STAR TRIBUNE, Nov. 5 — A Minnesota priest who
suffered a devastating head injury while serving as chaplain in
Father Tim Vakoc was wounded 2½ years ago. Doctors at first didn’t think he would survive. The last two years he has been in a “minimally responsive” state. On Oct. 26 he spoke to his mother via telephone.
“Tim was on the phone and he was
talking to me,” said Phyllis, his mother. “He said ‘Mom.’ He said ‘goodbye’… [and] a lot of things in between I couldn’t catch. We’ve been
praying for a miracle.” It was the first time she had heard his voice since
Mother’s Day 2004, when he called from

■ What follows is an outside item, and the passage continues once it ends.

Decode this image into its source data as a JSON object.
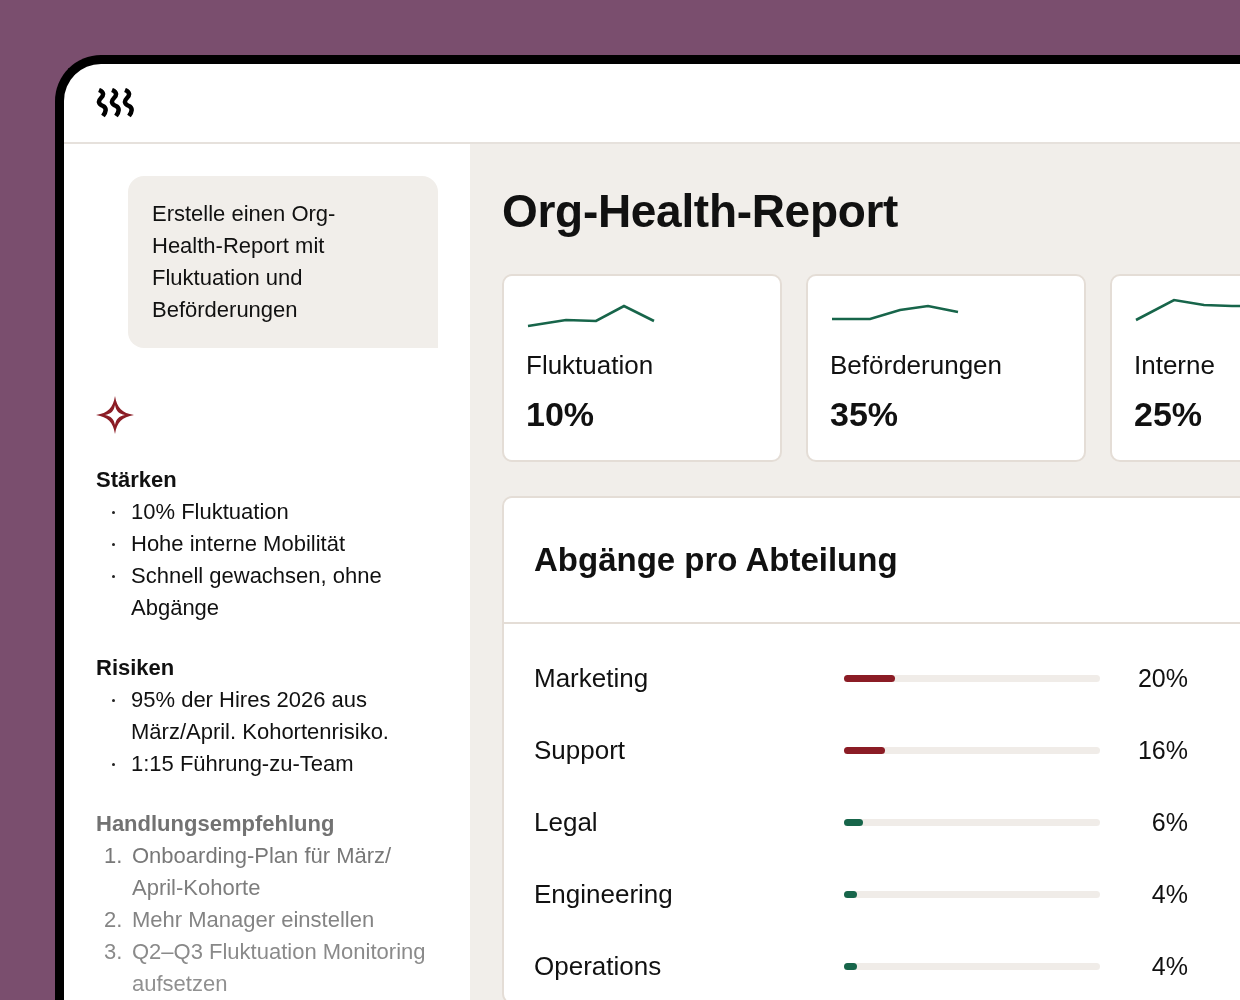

A speech therapist has been working with Father Vakoc since May. Medical experts are describing his ability to speak as a breakthrough.
Mother Reacts to Transgender Instruction in School
NEWTON TAB, Nov. 8 — When
the mother of a
Emer O’Shea’s 8-year-old daughter, a
Efforts to receive an explanation from the principal were met defensively, so Emer turned to the superintendent’s office. Superintendent Jeff Young said that a parental consent law didn’t apply to the instruction because the topic wasn’t planned, but was simply a “teachable moment.”
Emer ended up pulling her daughter
Vocations on the Rise to Habit-Wearing Orders
TIME, Nov. 13 — Over the past five years, Catholic religious orders have attracted more women in their 20s and 30s. The convents that are receiving vocations, Time observed, are those where women wear a traditional habit.
While the overall numbers of religious sisters has decreased from 179,954 in 1965 to 67,773, young women are being attracted to orders such as the Nashville Dominicans, the Sisters of Life, and the Sisters of Mary, Mother of the Eucharist.
It’s the countercultural experience that’s drawing many. “You can understand why a woman who has given up sex, freedom and money would want to wear her wedding dress — which is what they consider their habits to be,” said Cheryl Reed, author of Unveiled: Inside the Hidden Lives of Nuns. “You want to say, ‘I’m special. I gave this up.’”
Convents are also attracting
professionals, former opera singers, pharmacists and others. “Women who are
older — in their 30s and early 40s — feel that they’ve accomplished a lot with
their lives, but there’s still something missing,” said Sister Laurie Brink, a
professor of Biblical studies at the Catholic Theological Union in